▸ **SUPPLIED MATERIAL**
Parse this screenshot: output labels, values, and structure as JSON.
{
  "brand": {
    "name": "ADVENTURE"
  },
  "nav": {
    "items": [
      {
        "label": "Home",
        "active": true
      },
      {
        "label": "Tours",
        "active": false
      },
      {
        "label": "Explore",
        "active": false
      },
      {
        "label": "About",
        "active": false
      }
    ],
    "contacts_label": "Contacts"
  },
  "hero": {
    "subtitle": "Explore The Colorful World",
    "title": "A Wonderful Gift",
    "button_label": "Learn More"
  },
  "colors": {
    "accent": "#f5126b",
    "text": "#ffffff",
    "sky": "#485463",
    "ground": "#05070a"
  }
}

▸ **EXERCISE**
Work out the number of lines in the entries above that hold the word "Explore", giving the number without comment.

▸ **TASK RESULT**
2